o   by Taking: unlawfully taking the property of another
o   by Deception: obtaining the property of another by misleading
o   by Shoplifting: taking merchandise from a retail establishment
o   by Receiving: receiving another person’s property when you know it was obtained in a criminal matter

·         Robbery: intent to commit theft in the presence of another by use of force, intimidation, or sudden snatching

·         Possess Controlled Substance: having a Schedule I or Schedule II controlled substance

·         Disorderly Conduct: acting in a violent manner toward another person that leaves them in reasonable fear of their safety or their property; using fighting words; or using obscene and vulgar or profane language around a child under 14 years old

·         Arson: malicious burning of someone’s house

The Walton County Sheriff’s office also has an informational website with suspect surveillance videos. If you recognize any of the people in the videos the Sheriff’s Office asks that you send them information through their website.

If you or someone you know has either been harmed or charged with any of the crimes above, contact our office to see how we can assist you.

Friday, May 13, 2011

Can My Online Profile Be Used Against Me?

YES! It is important to monitor your online profile and activity in this modern age. More and more courts are allowing online activity to be discussed in court.  “There are strictly defined legal limits on what information can be lifted and what is in the private domain and can be obtained only through legal procedures like subpoenas, depositions and discovery.” NYT 5/13/11.

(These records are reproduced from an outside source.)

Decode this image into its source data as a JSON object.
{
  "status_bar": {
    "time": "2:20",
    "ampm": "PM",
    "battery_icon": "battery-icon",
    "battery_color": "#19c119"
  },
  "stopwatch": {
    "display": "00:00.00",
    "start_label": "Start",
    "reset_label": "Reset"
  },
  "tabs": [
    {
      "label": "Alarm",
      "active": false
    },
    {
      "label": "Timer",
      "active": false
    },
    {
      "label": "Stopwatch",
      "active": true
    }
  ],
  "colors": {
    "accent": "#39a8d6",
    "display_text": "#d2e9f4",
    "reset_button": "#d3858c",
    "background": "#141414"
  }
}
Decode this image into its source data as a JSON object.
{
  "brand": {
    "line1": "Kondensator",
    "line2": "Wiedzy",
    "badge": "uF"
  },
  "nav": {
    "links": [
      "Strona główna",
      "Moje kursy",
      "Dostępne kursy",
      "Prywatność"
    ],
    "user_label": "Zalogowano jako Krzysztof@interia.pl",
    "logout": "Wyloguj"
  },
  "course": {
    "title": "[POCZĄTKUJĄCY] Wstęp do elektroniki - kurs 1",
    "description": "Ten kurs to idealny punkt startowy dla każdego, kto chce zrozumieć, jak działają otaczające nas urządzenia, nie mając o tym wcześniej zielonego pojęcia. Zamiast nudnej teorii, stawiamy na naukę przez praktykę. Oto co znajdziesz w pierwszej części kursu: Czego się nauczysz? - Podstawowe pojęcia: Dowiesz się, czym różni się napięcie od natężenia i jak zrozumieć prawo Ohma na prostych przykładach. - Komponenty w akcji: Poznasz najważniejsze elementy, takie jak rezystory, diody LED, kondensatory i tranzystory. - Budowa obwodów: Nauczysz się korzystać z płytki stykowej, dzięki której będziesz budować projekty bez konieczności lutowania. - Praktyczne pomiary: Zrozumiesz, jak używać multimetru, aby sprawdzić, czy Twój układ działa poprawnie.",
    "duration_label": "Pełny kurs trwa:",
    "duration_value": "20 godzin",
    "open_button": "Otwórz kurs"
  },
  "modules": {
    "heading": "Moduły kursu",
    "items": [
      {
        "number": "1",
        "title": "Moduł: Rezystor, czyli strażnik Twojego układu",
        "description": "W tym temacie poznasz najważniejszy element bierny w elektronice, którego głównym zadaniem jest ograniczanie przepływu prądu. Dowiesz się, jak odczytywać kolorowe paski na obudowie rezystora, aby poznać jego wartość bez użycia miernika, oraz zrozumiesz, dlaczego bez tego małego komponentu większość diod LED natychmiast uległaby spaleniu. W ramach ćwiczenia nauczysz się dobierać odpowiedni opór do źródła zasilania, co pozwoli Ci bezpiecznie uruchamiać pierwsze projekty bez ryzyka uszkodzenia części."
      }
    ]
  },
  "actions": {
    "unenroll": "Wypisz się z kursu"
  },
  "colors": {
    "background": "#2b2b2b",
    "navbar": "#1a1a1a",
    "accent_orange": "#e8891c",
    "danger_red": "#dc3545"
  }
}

Many people do not set their privacy settings high which may make their online activity in the public domain and easily used against them in court.  Even if your settings are limited, it is important to re-evaluate your settings from time to time.  Maybe one of your 300 facebook friends is also facebook friends with your future ex-spouse and they post a picture of you doing something you would rather keep private and not discussed in open court.  In fact, “sixty-six percent of the attorneys surveyed by the AAML [American Academy of Matrimonial Lawyers] called Facebook the unrivaled leader for online divorce evidence, followed by MySpace (15 percent) and Twitter (5 percent).” AJC 2/11/10

If you are going through a divorce or child custody issue and have questions about your online profile and security, contact our office at for professional legal advice.